Mr. McGuinty said these are “difficult things” to do. “What we’re saying to the feds is, ‘Hey, you want to help support energy superpowers, you’ve got to take a look at the entire country. Take a look at the contribution that each province is making, and I think we’re making a powerful contribution.’ ”

Mr. McGuinty’s comments come as Ontario and B.C. are locked in a concerted race for leadership in the market for green-energy investments, which began with former B.C. premier Gordon Campbell. While Ontario has its Green Energy Act to lure investors with long-term contracts, British Columbia introduced its Clean Energy Act to boost investment in green energy. The law aims to promote renewable energy investment by streamlining regulations around independent power projects.

Mr. McGuinty said he is worried about Ontario’s place in Canada with a federal Conservative government “based in western Canada,” and an opposition party based in Quebec. At least two thirds of elected Tories, however, are from Ontario.

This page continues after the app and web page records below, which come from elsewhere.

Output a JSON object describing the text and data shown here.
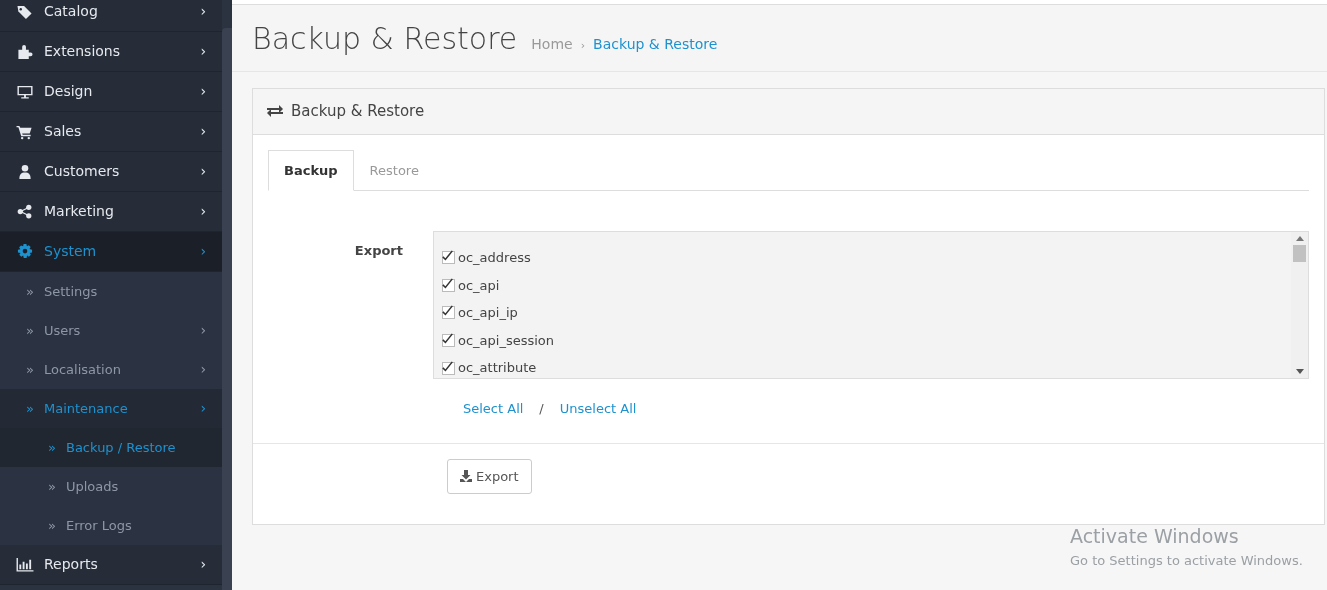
{
  "sidebar": {
    "items": [
      {
        "label": "Catalog",
        "selected": false,
        "chevron": "›"
      },
      {
        "label": "Extensions",
        "selected": false,
        "chevron": "›"
      },
      {
        "label": "Design",
        "selected": false,
        "chevron": "›"
      },
      {
        "label": "Sales",
        "selected": false,
        "chevron": "›"
      },
      {
        "label": "Customers",
        "selected": false,
        "chevron": "›"
      },
      {
        "label": "Marketing",
        "selected": false,
        "chevron": "›"
      },
      {
        "label": "System",
        "selected": true,
        "chevron": "›",
        "children": [
          {
            "bullet": "»",
            "label": "Settings",
            "selected": false
          },
          {
            "bullet": "»",
            "label": "Users",
            "selected": false,
            "chevron": "›"
          },
          {
            "bullet": "»",
            "label": "Localisation",
            "selected": false,
            "chevron": "›"
          },
          {
            "bullet": "»",
            "label": "Maintenance",
            "selected": true,
            "chevron": "›",
            "children": [
              {
                "bullet": "»",
                "label": "Backup / Restore",
                "selected": true
              },
              {
                "bullet": "»",
                "label": "Uploads",
                "selected": false
              },
              {
                "bullet": "»",
                "label": "Error Logs",
                "selected": false
              }
            ]
          }
        ]
      },
      {
        "label": "Reports",
        "selected": false,
        "chevron": "›"
      }
    ]
  },
  "page_header": {
    "title": "Backup & Restore",
    "breadcrumb": [
      {
        "label": "Home",
        "selected": false
      },
      {
        "separator": "›",
        "label": "Backup & Restore",
        "selected": true
      }
    ]
  },
  "panel": {
    "title": "Backup & Restore",
    "tabs": [
      {
        "label": "Backup",
        "selected": true
      },
      {
        "label": "Restore",
        "selected": false
      }
    ],
    "export_label": "Export",
    "tables": [
      {
        "name": "oc_address",
        "checked": true
      },
      {
        "name": "oc_api",
        "checked": true
      },
      {
        "name": "oc_api_ip",
        "checked": true
      },
      {
        "name": "oc_api_session",
        "checked": true
      },
      {
        "name": "oc_attribute",
        "checked": true
      }
    ],
    "select_all": "Select All",
    "separator": "/",
    "unselect_all": "Unselect All",
    "export_button": "Export"
  },
  "os_notice": {
    "title": "Activate Windows",
    "text": "Go to Settings to activate Windows."
  }
}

“It is important and necessary that we, as Ontarians, emphasize what our needs are as well as opportunities,” he said.

Saskatchewan Premier Brad Wall said he was taken aback by Mr. McGuinty’s remarks, and looked forward to some clarification from him at the three-day meeting, which begins Wednesday.

“I just frankly don’t understand the comment that any other part of the country has subsidized the energy sector,” Mr. Wall said. “I don’t think it has ever really needed it.”

Mr. Wall said he would like to see talks about a national energy policy, combining the efforts of the provinces, Ottawa and industry into deliberations about transportation, regulation, environmental issues, as well as marketing and branding.

Premiers will continue to arrive in Vancouver on Wednesday. Talks on Thursday include a focus on jobs and the economy. On Friday, the agenda focuses on sustainability in health care. Gary Doer, Canada’s ambassador to the United States, has been invited by Ms. Clark on the concluding day to talk about relations with the U.S.

Asked about the meetings, Ms. Clark underlined Asia as her key priority. “We need to raise national literacy about Asia Pacific,” she told reporters during an unrelated news conference in North Vancouver.

“We need to start that discussion nationally about how we can expand and improve our trade relationships across the Pacific with China and India and other Asian countries because that’s the future.”

Mr. Wall said the topic, a consistent theme in gatherings of premiers, requires ongoing work. “These kinds of relationships are akin to gardening. You’ve got to be constantly tending it,” he said. “It’s a matter of stewardship.”

Ms. Clark, who has been under fire in B.C. for shifting positions on Senate reform, said the issue is not on the agenda for this meeting.